|Distribution of the dwarf cassowary|
The scientific name commemorates the Australian naturalist George Bennett. He was the first scientist to examine these birds after a few were brought to Australia aboard a ship. Recognising them as a new species of cassowary, he sent specimens back to England, where other taxonomists confirmed his perception. On the west side of Geelvink Bay, western Papua, there is a distinctive form that may merit a split. C. papuanus is the tentative name. There are no officially recognised subspecies, however, some authors believe there should be.
The Karam or Kalam people of the New Guinea Highlands classify bats and flying birds as one group, yaket, and the dwarf cassowary, a very large, wingless, flightless bird as another, kobtiy. Yaket are bony with wings and fly in the air, while kobtiy are bony without wings and are terrestrial and of the forest. They distinguish kobtiy from other bony, wingless animals because kobtiy are not quadrupedal like dogs and lizards and are not limbless like snakes. (See Kalam languages.)
The dwarf cassowary is a large bird but is slightly smaller than other living cassowaries (the southern cassowary and northern cassowary). It is between 99 and 150 cm (3.25 and 4.92 ft) long and weighs between 17.6 and 26 kg (39 and 57 lb). It is a flightless bird with hard and stiff black plumage, a low triangular casque, pink cheek and red patches of skin on its blue neck. Compared to other cassowaries, the dwarf cassowary is shorter, with a tarsi length of 24.5 cm (9.6 in), with a slightly smaller bill, at 11 to 12.2 cm (4.3 to 4.8 in). The feet are large and powerful, equipped with dagger-like claws on the inner toe. Both sexes are similar. Females have longer casques, brighter bare skin colour and are larger in size.
Range and habitat
The dwarf cassowary is distributed throughout mountain forests of New Guinea, New Britain, and Yapen Island, at elevations up to 3,300 m (10,800 ft). In areas without other species of cassowaries, it will live in the lowlands also. Its range of occurrence range is approximately 258,000 km2 (100,000 sq mi).
The dwarf cassowary has been classified as Near Threatened by the IUCN from 2004 to 2013 due to pressure by habitat loss, habitat degradation, being hunted for food, and often being kept in captivity. However, the species was downgraded to Least Concern in 2015, as current populations appear to be stable (although population trends remain generally unknown) and there is substantially less hunting pressure than in the past.

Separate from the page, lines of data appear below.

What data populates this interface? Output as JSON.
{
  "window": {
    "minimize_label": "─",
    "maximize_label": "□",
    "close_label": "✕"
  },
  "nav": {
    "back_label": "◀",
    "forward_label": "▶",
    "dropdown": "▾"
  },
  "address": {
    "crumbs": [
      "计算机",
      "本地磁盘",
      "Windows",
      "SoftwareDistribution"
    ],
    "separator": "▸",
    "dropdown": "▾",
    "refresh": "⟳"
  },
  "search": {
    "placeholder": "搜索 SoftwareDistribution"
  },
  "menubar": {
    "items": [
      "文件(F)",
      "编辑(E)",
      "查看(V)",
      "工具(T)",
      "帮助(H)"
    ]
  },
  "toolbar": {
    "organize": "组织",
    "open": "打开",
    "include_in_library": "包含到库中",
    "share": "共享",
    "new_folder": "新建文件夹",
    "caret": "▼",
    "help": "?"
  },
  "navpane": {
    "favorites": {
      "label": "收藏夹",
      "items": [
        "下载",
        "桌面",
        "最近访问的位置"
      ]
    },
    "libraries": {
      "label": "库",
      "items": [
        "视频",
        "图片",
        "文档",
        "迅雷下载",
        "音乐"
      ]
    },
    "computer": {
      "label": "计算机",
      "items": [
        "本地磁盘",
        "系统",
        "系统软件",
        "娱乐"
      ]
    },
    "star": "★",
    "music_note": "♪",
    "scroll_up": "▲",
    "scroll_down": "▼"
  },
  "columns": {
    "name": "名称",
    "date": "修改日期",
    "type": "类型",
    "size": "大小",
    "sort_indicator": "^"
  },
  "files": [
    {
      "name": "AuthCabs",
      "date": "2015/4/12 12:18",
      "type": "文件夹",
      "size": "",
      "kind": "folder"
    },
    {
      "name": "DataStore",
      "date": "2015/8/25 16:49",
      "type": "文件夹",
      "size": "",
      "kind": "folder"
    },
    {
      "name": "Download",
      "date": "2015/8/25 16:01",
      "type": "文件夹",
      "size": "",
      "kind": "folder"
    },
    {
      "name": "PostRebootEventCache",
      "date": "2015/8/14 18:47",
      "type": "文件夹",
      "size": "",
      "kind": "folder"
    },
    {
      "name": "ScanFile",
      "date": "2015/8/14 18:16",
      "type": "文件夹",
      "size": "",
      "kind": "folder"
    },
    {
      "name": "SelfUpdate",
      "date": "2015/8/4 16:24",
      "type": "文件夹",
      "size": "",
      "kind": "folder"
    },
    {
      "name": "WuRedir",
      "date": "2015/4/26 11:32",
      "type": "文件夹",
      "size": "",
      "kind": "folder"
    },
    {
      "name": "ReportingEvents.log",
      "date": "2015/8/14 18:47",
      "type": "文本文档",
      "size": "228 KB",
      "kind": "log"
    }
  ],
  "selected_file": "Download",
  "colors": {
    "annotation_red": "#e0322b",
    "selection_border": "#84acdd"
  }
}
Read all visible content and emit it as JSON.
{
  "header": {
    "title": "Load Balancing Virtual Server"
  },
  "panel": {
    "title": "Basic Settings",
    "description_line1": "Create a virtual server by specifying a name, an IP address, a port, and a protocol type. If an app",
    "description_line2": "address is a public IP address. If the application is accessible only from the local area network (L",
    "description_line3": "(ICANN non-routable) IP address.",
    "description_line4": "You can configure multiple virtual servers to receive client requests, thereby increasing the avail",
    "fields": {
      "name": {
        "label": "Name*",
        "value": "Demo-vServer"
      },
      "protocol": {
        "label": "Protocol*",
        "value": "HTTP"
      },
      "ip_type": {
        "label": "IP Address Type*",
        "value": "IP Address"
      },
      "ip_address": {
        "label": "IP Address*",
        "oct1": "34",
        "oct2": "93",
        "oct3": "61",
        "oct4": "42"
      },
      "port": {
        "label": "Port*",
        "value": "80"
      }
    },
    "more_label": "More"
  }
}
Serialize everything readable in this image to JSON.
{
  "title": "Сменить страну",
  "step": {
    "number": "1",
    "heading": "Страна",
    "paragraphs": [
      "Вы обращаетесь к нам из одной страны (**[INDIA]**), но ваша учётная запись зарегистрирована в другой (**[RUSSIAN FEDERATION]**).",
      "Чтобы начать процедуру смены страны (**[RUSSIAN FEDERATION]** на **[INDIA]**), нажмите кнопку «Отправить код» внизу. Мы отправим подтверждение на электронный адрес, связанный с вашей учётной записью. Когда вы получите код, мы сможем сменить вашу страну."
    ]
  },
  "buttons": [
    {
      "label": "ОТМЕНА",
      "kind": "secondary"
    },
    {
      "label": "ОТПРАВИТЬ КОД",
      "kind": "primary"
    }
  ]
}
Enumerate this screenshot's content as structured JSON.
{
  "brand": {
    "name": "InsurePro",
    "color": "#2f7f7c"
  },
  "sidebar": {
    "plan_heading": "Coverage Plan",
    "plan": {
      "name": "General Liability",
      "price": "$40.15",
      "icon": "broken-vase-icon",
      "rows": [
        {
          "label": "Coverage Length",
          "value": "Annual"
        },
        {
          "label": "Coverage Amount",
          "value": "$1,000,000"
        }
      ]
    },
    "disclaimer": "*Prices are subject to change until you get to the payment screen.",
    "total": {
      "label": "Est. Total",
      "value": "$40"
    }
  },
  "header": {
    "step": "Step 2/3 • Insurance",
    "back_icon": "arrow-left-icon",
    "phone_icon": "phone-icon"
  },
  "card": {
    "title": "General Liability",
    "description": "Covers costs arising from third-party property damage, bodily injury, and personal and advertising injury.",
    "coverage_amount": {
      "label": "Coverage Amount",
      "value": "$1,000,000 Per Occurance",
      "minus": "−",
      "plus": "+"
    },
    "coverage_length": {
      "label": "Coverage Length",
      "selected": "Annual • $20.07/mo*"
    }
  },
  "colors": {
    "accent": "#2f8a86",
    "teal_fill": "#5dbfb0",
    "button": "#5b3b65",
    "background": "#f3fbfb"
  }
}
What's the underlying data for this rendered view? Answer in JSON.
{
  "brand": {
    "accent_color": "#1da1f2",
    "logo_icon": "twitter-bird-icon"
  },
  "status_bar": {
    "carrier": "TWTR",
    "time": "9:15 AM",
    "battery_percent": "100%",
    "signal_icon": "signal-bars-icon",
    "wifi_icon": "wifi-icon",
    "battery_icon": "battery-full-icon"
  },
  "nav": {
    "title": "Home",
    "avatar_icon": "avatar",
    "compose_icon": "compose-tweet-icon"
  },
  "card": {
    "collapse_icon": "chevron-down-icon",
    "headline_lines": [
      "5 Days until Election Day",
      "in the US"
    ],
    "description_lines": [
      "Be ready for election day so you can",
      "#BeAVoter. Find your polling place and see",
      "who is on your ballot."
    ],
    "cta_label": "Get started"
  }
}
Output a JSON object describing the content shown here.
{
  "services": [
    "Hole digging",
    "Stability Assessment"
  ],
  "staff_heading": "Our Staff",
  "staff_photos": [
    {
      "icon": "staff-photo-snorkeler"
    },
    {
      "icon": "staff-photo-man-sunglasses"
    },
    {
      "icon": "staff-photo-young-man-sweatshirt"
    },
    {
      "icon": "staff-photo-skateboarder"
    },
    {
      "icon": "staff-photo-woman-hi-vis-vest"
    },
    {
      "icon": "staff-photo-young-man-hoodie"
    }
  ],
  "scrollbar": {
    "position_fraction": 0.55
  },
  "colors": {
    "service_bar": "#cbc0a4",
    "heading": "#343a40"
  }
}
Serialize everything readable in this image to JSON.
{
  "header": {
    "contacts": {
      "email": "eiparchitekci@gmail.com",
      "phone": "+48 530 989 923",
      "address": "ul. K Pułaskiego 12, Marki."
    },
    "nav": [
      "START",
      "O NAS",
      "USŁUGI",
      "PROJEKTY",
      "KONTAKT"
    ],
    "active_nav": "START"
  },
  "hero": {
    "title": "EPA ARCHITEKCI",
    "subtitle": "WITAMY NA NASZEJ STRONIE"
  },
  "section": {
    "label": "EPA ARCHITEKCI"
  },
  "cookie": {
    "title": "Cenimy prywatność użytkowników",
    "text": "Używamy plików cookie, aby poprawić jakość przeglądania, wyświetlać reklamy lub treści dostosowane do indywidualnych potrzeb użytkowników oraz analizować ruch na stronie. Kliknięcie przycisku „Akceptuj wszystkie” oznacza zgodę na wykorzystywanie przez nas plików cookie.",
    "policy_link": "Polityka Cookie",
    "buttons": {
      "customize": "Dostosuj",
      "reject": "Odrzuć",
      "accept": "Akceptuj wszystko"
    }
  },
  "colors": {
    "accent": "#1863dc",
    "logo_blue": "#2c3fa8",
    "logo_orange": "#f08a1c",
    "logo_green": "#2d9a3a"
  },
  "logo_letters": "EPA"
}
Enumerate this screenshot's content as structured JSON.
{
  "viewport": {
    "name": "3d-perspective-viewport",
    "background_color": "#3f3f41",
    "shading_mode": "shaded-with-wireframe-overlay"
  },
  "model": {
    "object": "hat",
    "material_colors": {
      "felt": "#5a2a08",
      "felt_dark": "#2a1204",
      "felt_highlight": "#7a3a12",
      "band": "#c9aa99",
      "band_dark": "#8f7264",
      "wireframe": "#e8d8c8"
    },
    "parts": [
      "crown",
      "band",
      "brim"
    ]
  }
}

- BirdLife International (2015). "Casuarius bennetti". IUCN Red List of Threatened Species. Version 2015. International Union for Conservation of Nature. Retrieved 24 January 2016.
- Davies, S.J.J.F. (2003). "Cassowaries". In Hutchins, Michael (ed.). Grzimek's Animal Life Encyclopedia. 8 Birds I Tinamous and Ratites to Hoatzins (2nd ed.). Farmington Hills, Michigan: Gale Group. pp. 75–80. ISBN 0-7876-5784-0.
- Peron, Richard. "Taxonomy of the Genus Casuarius". Archived from the original on 2016-03-05. Retrieved 2016-05-04.
- Gotch, A.F. (1995) . "Cassowaries". Latin Names Explained. A Guide to the Scientific Classifications of Reptiles, Birds & Mammals. London: Facts on File. pp. 178–179. ISBN 0-8160-3377-3.
- Avibase 2009
- "Dialects of Papua New Guinea: Kalam". Retrieved 2014-01-08.
- Bulmer, Ralph (1967). "Why is the Cassowary Not a Bird? A Problem of Zoological Taxonomy Among the Karam of the New Guinea Highlands". Man. 2 (1): 5–25. doi:10.2307/2798651.
- Clements, James (2007). The Clements Checklist of the Birds of the World (6th ed.). Ithaca, New York: Cornell University Press. ISBN 978-0-8014-4501-9.
- BirdLife International (2008). "Dwarf Cassowary - BirdLife Species Factsheet". Data Zone. Retrieved 6 Feb 2009.
- Bennett, George (1860), Gatherings of a naturalist in Australasia, John Van Voorst, London